Get Started

Already a subscriber?  Log In

Club Spotlight: Locked And Loaded With Suncats Jimenez-Noriega

Suncats Jimenez

There's a lot of buzz around Suncats Jimenez-Noriega. The California Suncats can hit, pitch, and play defense with the best of them. We chat with Coach James Jimenez about his club and he shares a scouting report on each of his players.

Unlock this article, live events, and more with a subscription!

Get Started

Already a subscriber? Log In

A Softball Player's Transfer Guide: The Road From JUCO To NCAA

Korina Krueg

By Gabrielle Forbes

“It’s not the end of the world if you don’t get a scholarship straight from high school. Don’t get down on yourself & don’t give up on the game. You’ve come this far, just keep going. If you think you are working hard, work harder. You’re able to put in the extra work to develop yourself for the next level. So whatever you have to do to make sure you will succeed, DO IT.” 

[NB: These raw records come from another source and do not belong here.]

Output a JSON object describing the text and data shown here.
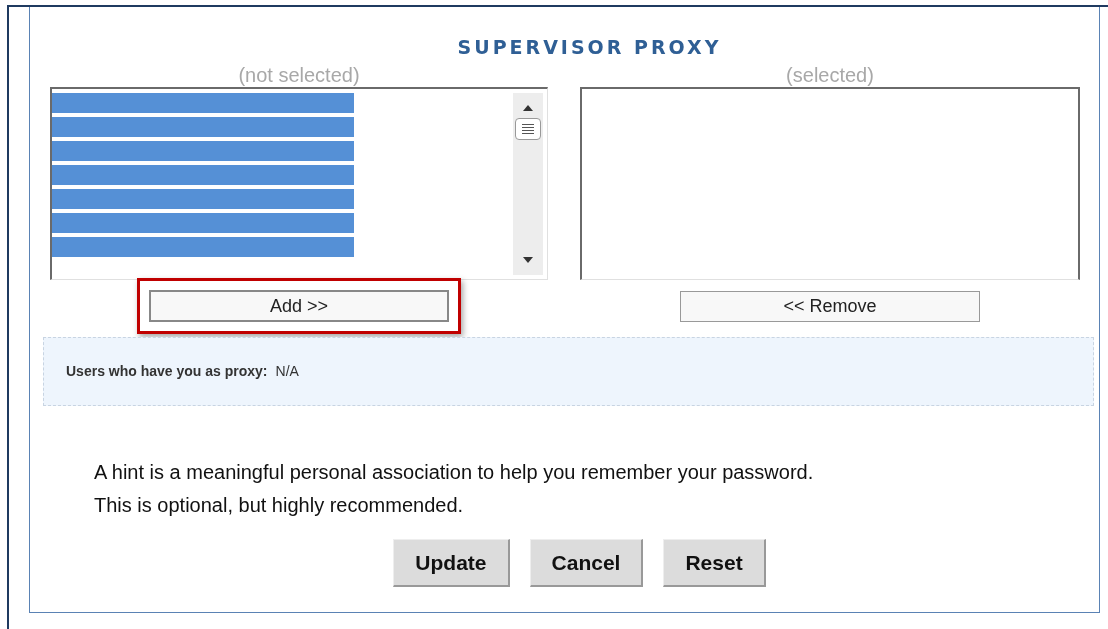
{
  "section": {
    "title": "SUPERVISOR PROXY"
  },
  "available_list": {
    "caption": "(not selected)",
    "items": [
      {
        "selected": true
      },
      {
        "selected": true
      },
      {
        "selected": true
      },
      {
        "selected": true
      },
      {
        "selected": true
      },
      {
        "selected": true
      },
      {
        "selected": true
      }
    ]
  },
  "selected_list": {
    "caption": "(selected)"
  },
  "add_button": {
    "label": "Add >>",
    "highlighted": true
  },
  "remove_button": {
    "label": "<< Remove"
  },
  "proxy_info": {
    "label": "Users who have you as proxy:",
    "value": "N/A"
  },
  "hint": {
    "lines": [
      "A hint is a meaningful personal association to help you remember your password.",
      "This is optional, but highly recommended."
    ]
  },
  "buttons": [
    "Update",
    "Cancel",
    "Reset"
  ]
}
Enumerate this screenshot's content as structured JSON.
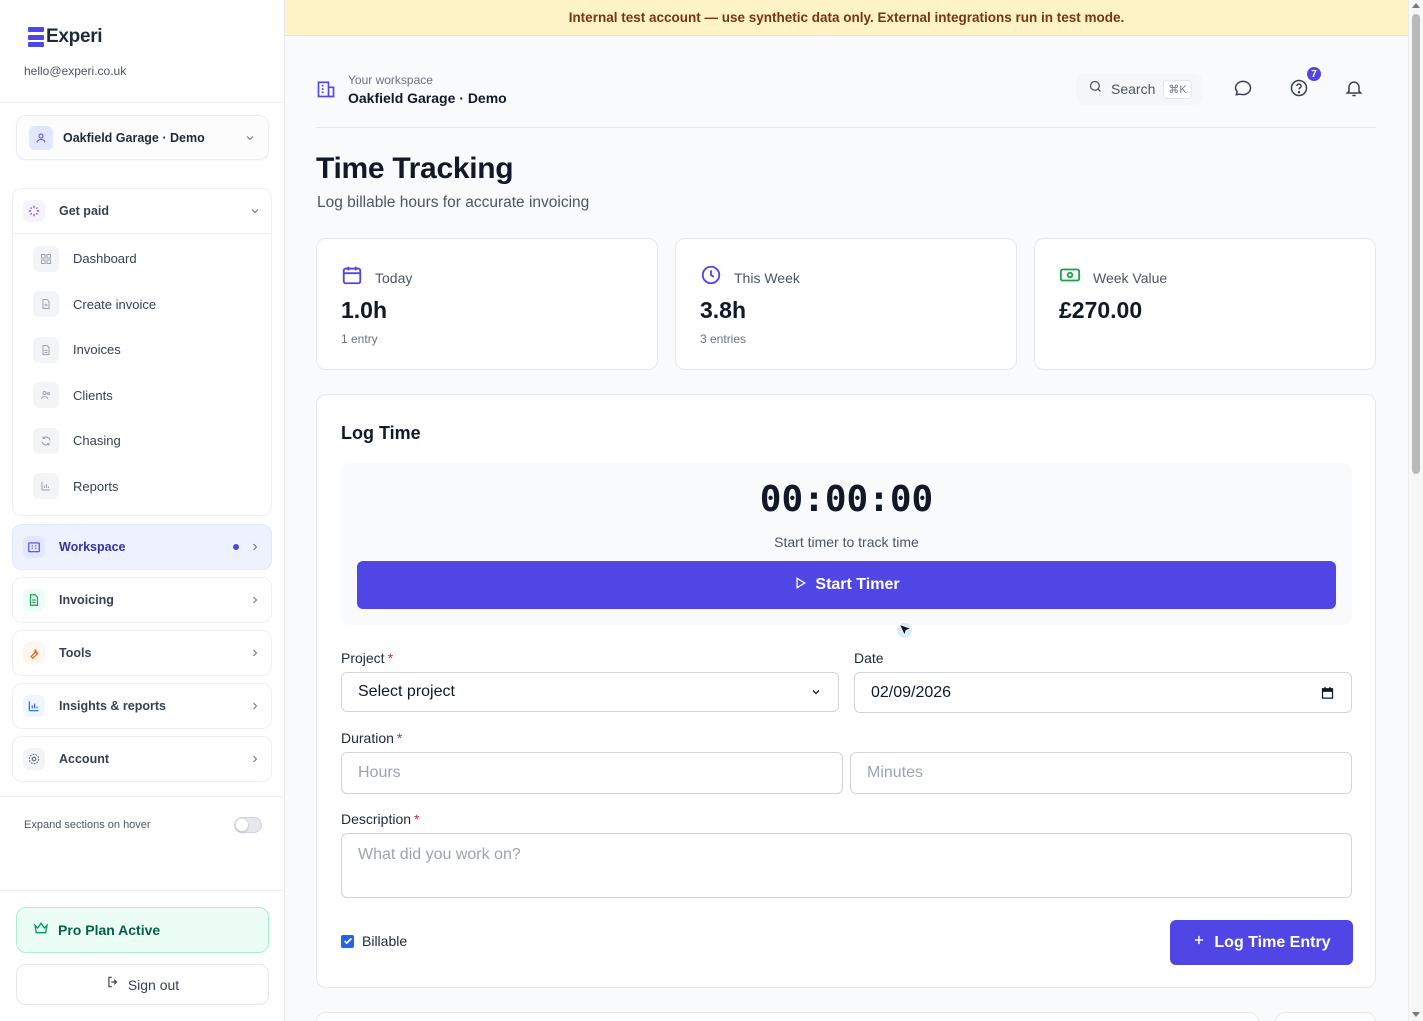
{
  "brand": {
    "name": "Experi",
    "email": "hello@experi.co.uk"
  },
  "sidebar": {
    "workspace_selector": "Oakfield Garage · Demo",
    "get_paid": {
      "label": "Get paid",
      "items": [
        {
          "label": "Dashboard",
          "icon": "grid-icon"
        },
        {
          "label": "Create invoice",
          "icon": "file-plus-icon"
        },
        {
          "label": "Invoices",
          "icon": "file-text-icon"
        },
        {
          "label": "Clients",
          "icon": "users-icon"
        },
        {
          "label": "Chasing",
          "icon": "refresh-icon"
        },
        {
          "label": "Reports",
          "icon": "bar-chart-icon"
        }
      ]
    },
    "sections": [
      {
        "label": "Workspace",
        "icon": "building-icon",
        "active": true
      },
      {
        "label": "Invoicing",
        "icon": "document-icon"
      },
      {
        "label": "Tools",
        "icon": "wrench-icon"
      },
      {
        "label": "Insights & reports",
        "icon": "chart-icon"
      },
      {
        "label": "Account",
        "icon": "gear-icon"
      }
    ],
    "expand_hover_label": "Expand sections on hover",
    "expand_hover_enabled": false,
    "plan_label": "Pro Plan Active",
    "sign_out_label": "Sign out"
  },
  "banner": {
    "text": "Internal test account — use synthetic data only. External integrations run in test mode."
  },
  "header": {
    "workspace_caption": "Your workspace",
    "workspace_name": "Oakfield Garage · Demo",
    "search_label": "Search",
    "search_shortcut": "⌘K",
    "help_badge": "7"
  },
  "page": {
    "title": "Time Tracking",
    "subtitle": "Log billable hours for accurate invoicing"
  },
  "stats": [
    {
      "label": "Today",
      "value": "1.0h",
      "count": "1 entry",
      "icon": "calendar-icon",
      "color": "#4f46e5"
    },
    {
      "label": "This Week",
      "value": "3.8h",
      "count": "3 entries",
      "icon": "clock-icon",
      "color": "#4f46e5"
    },
    {
      "label": "Week Value",
      "value": "£270.00",
      "count": "",
      "icon": "banknote-icon",
      "color": "#16a34a"
    }
  ],
  "log_time": {
    "title": "Log Time",
    "timer": "00:00:00",
    "timer_hint": "Start timer to track time",
    "start_label": "Start Timer",
    "project_label": "Project",
    "project_value": "Select project",
    "date_label": "Date",
    "date_value": "02/09/2026",
    "duration_label": "Duration",
    "hours_placeholder": "Hours",
    "minutes_placeholder": "Minutes",
    "description_label": "Description",
    "description_placeholder": "What did you work on?",
    "billable_label": "Billable",
    "billable_checked": true,
    "submit_label": "Log Time Entry",
    "required_mark": "*"
  },
  "colors": {
    "accent": "#4f46e5",
    "success": "#16a34a",
    "banner_bg": "#fef3c7"
  }
}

Create a free account to unlock this article!

Get Started

Already a subscriber?  Log In

Rising Star: For 2023 Kayden Henry, Mediocrity Is Not An Option

null

Create a free account to unlock this video!

Get Started

Already a subscriber?  Log In

One of the first things you’ll notice when scrolling through Kayden Henry’s Twitter feed is the post pinned to the top. It’s a quote from Bob Shipley, a former Texas high school coach and athletics director. The first sentence is particularly meaningful to Kayden, a left-handed-hitting outfielder for Texas Bombers-Smith: 

Unlock this article, live events, and more with a subscription!

Get Started

Already a subscriber? Log In

Rising Star: 2022 IF Avery Weisbrook Isn't Afraid To Take Chances

What You Get With Your PRO Subscription

Create a free account to unlock this video!

Get Started

Already a subscriber?  Log In

During the 2019 CIF Southern Section semifinals, South Torrance (California) High freshman infielder Avery Weisbrook came to bat in the sixth inning against Roosevelt. The game was scoreless, with a runner on second and nobody out.

Unlock this article, live events, and more with a subscription!

Get Started

Already a subscriber? Log In

How to Watch: 2020 Bombers Exposure Weekend - Veterans

What You Get With Your PRO Subscription

Create a free account to unlock this video!

Get Started

Already a subscriber?  Log In

Here's how to watch the 2020 Bombers Exposure Weekend at Davis Diamond, Old Aggie Stadium, and Veterans Park on FloSoftball.